WORK TO BE COMPLETED -
Please retype the records below exactly, leaving out any pictures.

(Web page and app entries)
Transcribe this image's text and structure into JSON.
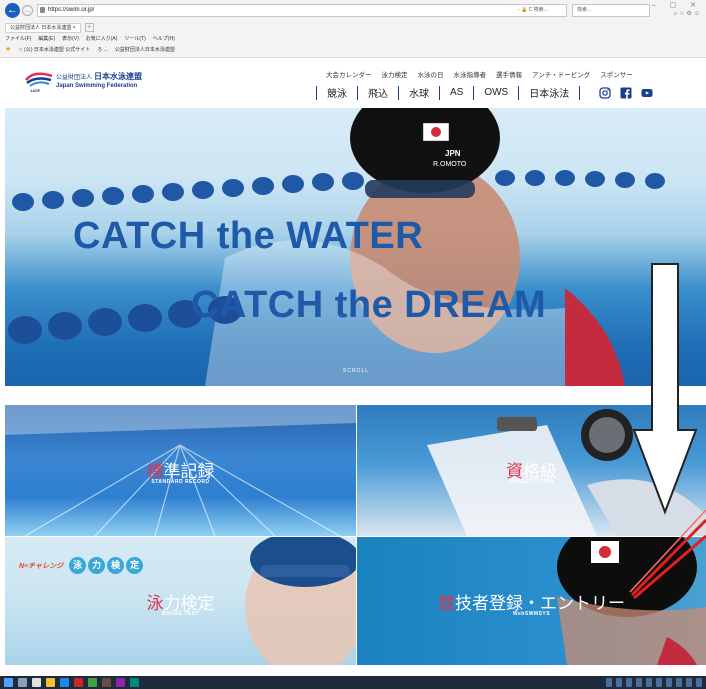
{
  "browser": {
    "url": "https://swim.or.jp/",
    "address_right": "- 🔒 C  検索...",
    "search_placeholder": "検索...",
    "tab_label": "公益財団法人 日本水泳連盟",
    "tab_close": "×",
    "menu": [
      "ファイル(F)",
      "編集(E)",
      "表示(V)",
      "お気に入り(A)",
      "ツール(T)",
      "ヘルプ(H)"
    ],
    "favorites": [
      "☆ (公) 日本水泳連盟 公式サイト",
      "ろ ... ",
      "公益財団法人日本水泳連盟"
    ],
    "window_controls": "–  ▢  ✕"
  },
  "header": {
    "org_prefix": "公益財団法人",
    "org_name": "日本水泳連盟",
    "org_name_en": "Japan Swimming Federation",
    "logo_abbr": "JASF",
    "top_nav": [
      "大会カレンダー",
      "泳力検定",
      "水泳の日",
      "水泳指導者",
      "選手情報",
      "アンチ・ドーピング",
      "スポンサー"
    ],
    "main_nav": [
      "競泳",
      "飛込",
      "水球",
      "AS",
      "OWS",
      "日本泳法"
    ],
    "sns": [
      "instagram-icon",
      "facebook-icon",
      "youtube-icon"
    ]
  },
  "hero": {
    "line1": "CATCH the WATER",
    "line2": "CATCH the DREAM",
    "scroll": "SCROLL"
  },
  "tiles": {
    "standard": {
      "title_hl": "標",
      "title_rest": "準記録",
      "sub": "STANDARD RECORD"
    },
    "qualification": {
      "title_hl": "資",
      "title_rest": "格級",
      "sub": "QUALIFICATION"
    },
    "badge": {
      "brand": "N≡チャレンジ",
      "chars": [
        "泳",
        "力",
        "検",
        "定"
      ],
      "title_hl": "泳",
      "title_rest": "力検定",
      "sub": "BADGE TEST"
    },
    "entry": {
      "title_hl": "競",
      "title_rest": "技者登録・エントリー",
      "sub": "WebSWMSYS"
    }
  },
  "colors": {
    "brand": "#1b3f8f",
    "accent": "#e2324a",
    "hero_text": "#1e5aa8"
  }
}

RESPONSE AREA -
Transcribe this image's text and structure into JSON.
{
  "browser": {
    "url": "https://swim.or.jp/",
    "address_right": "- 🔒 C  検索...",
    "search_placeholder": "検索...",
    "tab_label": "公益財団法人 日本水泳連盟",
    "tab_close": "×",
    "menu": [
      "ファイル(F)",
      "編集(E)",
      "表示(V)",
      "お気に入り(A)",
      "ツール(T)",
      "ヘルプ(H)"
    ],
    "favorites": [
      "☆ (公) 日本水泳連盟 公式サイト",
      "ろ ... ",
      "公益財団法人日本水泳連盟"
    ],
    "window_controls": "–  ▢  ✕"
  },
  "header": {
    "org_prefix": "公益財団法人",
    "org_name": "日本水泳連盟",
    "org_name_en": "Japan Swimming Federation",
    "logo_abbr": "JASF",
    "top_nav": [
      "大会カレンダー",
      "泳力検定",
      "水泳の日",
      "水泳指導者",
      "選手情報",
      "アンチ・ドーピング",
      "スポンサー"
    ],
    "main_nav": [
      "競泳",
      "飛込",
      "水球",
      "AS",
      "OWS",
      "日本泳法"
    ],
    "sns": [
      "instagram-icon",
      "facebook-icon",
      "youtube-icon"
    ]
  },
  "hero": {
    "line1": "CATCH the WATER",
    "line2": "CATCH the DREAM",
    "scroll": "SCROLL"
  },
  "tiles": {
    "standard": {
      "title_hl": "標",
      "title_rest": "準記録",
      "sub": "STANDARD RECORD"
    },
    "qualification": {
      "title_hl": "資",
      "title_rest": "格級",
      "sub": "QUALIFICATION"
    },
    "badge": {
      "brand": "N≡チャレンジ",
      "chars": [
        "泳",
        "力",
        "検",
        "定"
      ],
      "title_hl": "泳",
      "title_rest": "力検定",
      "sub": "BADGE TEST"
    },
    "entry": {
      "title_hl": "競",
      "title_rest": "技者登録・エントリー",
      "sub": "WebSWMSYS"
    }
  },
  "colors": {
    "brand": "#1b3f8f",
    "accent": "#e2324a",
    "hero_text": "#1e5aa8"
  }
}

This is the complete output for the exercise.